Abstract: This paper validates the fertility histories of the German Generations and Gender Survey (GGS). Focusing on the cohorts 1930-69 of West German women, the total number of children, the parity distribution and the parity progression ratios are compared to external sources. One major result from this validation is that the German GGS understates the fertility for the older cohorts and overstates it for the younger ones. We presume that two mechanisms are responsible for this pattern in the German GGS: On the one hand, children who have left parental home are underreported in the retrospective fertility histories. On the other hand, women with small children are easier to reach by the interviewer. These two mechanisms taken together produce too low numbers of children for the older and too high ones for the younger cohorts. Extending the validation to marital histories has revealed a similar bias. Our general conclusion from this investigation is that the German GGS may not be used for statistical analyses of cohort fertility and marriage trends. For subsequent surveys, we suggest integrating simple control questions in questionnaires with complex retrospective fertility and union histories.
Kreyenfeld, M. and Hornung, A. and Kubisch, K. and Jaschinski, I.
This paper validates the fertility and union histories of the German Generations and Gender Survey (GGS). One major result from this validation is that the fertility of the older GGS-cohorts is too low, while it is too high for the younger cohorts. For partnership histories, we find a similar bias. In sum, the GGS gives wrong cohort fertility and marriage trends for Germany.

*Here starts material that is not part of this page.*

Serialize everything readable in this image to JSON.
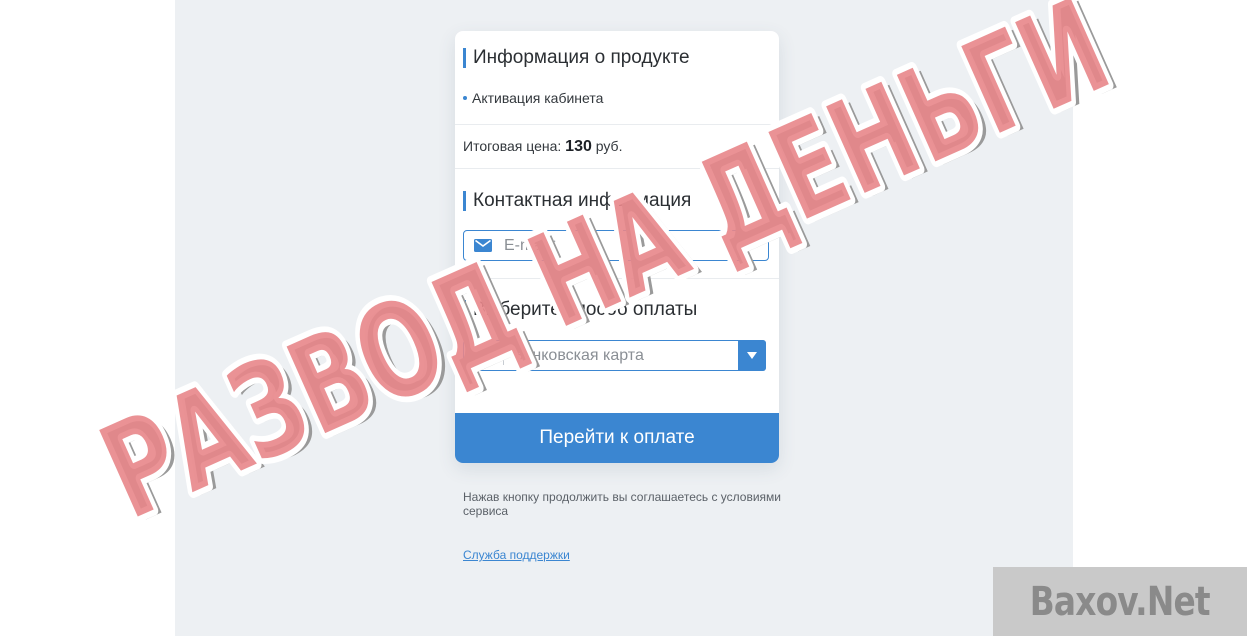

We speculate on various sources for this bias in the data. However, we were unable to find a remedy to cure it.